Such import taxes would as I understand it be illegal under international agreements through the WTO[1]. Tedious. However this is not a normal ‘tax’ it does not exist to raise revenue for a particular government (it should probably be focused on ensuring developing countries move straight to clean technologies without an intermediate dirty state) or to protect industries in a particular country. It is an enforcement of an actual cost, as long as it gets paid it doesn’t matter where. So it could be charged by the government in the country of origin and kept by them and then the importer would not need to charge it. This should hopefully mean that governments don’t get so upset with each other.

I envision three classes of countries, those fully into carbon taxation for whom all production inside their countries and for them in other countries is properly costed. Those countries who export to the first class ones and charge the cost for those exports in their own country. Those third class countries which don’t charge anything and if exporting to first class ones see the import tax charged but don’t get the money from it.
The main additional requirement for first and second class countries is what they do with the money they collect – they must not use it to subsides the very industries they are taxing though they could use it to provide loans for efficiency improvements etc. – as otherwise it would not have the correct incentiveising effect and would be anti-competitive.

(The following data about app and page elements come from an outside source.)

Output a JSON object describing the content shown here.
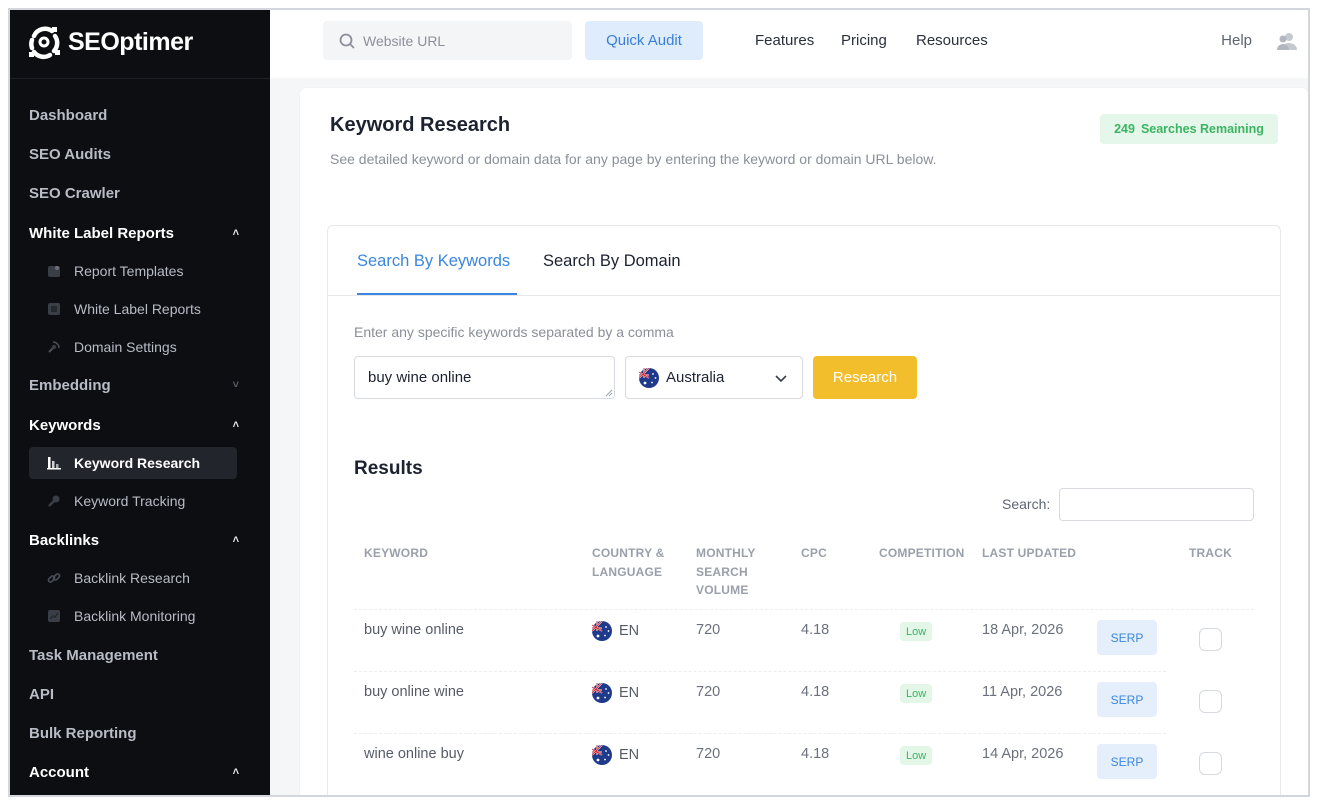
{
  "brand": {
    "name": "SEOptimer"
  },
  "topbar": {
    "url_placeholder": "Website URL",
    "quick_audit": "Quick Audit",
    "links": [
      "Features",
      "Pricing",
      "Resources"
    ],
    "help": "Help"
  },
  "sidebar": {
    "dashboard": "Dashboard",
    "seo_audits": "SEO Audits",
    "seo_crawler": "SEO Crawler",
    "white_label_reports": "White Label Reports",
    "report_templates": "Report Templates",
    "white_label_reports_sub": "White Label Reports",
    "domain_settings": "Domain Settings",
    "embedding": "Embedding",
    "keywords": "Keywords",
    "keyword_research": "Keyword Research",
    "keyword_tracking": "Keyword Tracking",
    "backlinks": "Backlinks",
    "backlink_research": "Backlink Research",
    "backlink_monitoring": "Backlink Monitoring",
    "task_management": "Task Management",
    "api": "API",
    "bulk_reporting": "Bulk Reporting",
    "account": "Account"
  },
  "page": {
    "title": "Keyword Research",
    "subtitle": "See detailed keyword or domain data for any page by entering the keyword or domain URL below.",
    "remaining_count": "249",
    "remaining_label": "Searches Remaining"
  },
  "tabs": {
    "keywords": "Search By Keywords",
    "domain": "Search By Domain"
  },
  "form": {
    "hint": "Enter any specific keywords separated by a comma",
    "keyword_value": "buy wine online",
    "country": "Australia",
    "research": "Research"
  },
  "results": {
    "title": "Results",
    "search_label": "Search:",
    "headers": {
      "keyword": "KEYWORD",
      "country_1": "COUNTRY &",
      "country_2": "LANGUAGE",
      "volume_1": "MONTHLY",
      "volume_2": "SEARCH",
      "volume_3": "VOLUME",
      "cpc": "CPC",
      "competition": "COMPETITION",
      "updated": "LAST UPDATED",
      "track": "TRACK"
    },
    "rows": [
      {
        "keyword": "buy wine online",
        "lang": "EN",
        "volume": "720",
        "cpc": "4.18",
        "competition": "Low",
        "updated": "18 Apr, 2026",
        "serp": "SERP"
      },
      {
        "keyword": "buy online wine",
        "lang": "EN",
        "volume": "720",
        "cpc": "4.18",
        "competition": "Low",
        "updated": "11 Apr, 2026",
        "serp": "SERP"
      },
      {
        "keyword": "wine online buy",
        "lang": "EN",
        "volume": "720",
        "cpc": "4.18",
        "competition": "Low",
        "updated": "14 Apr, 2026",
        "serp": "SERP"
      }
    ]
  }
}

That would of course require a huge quantity of political will and is fairly unlikely to happen, however when enough people start dying politicians will be forced to take notice. Unfortunately this will likely be rather late in the day.

The main difficulties are in calculating the quantity emitted and in fixing the cost. Calculation by “assume the worst possible method unless proved otherwise” should give pretty good incentives to provide good proofs of efficient methods and this becomes much easier when these things are priced in at the beginning. For example application when petrol is first petrol rather than misc oil then it is destined to be burnt so apply the tax then. When some coal comes out of the ground – going to be burnt so apply tax. An additional incentive for encouraging people to apply these things early in the supply chain when it is easier is to have a linearly increasing cost where each second it gets ever so slightly more expensive. So we start from 0 and run up to 1 over the course of a year so as to get the bugs out of the system before particularly large quantities of money get involved (10 per household is not much) then draw a straight line between 1 and 100 in price between then and 2050. Picking the currency to price this in is hard as its value is built on rainbows and not tied down to anything. Using the euro of the dollar might make sense but I am not clear as to what the best method would be for this.

[1] Though we do apparently have a tax on the import of components but not finished products which helps destroy our manufacturing industry, see petition to change that.

This begins my series of “ideas I have had”. Time for you to find all the holes in it :-)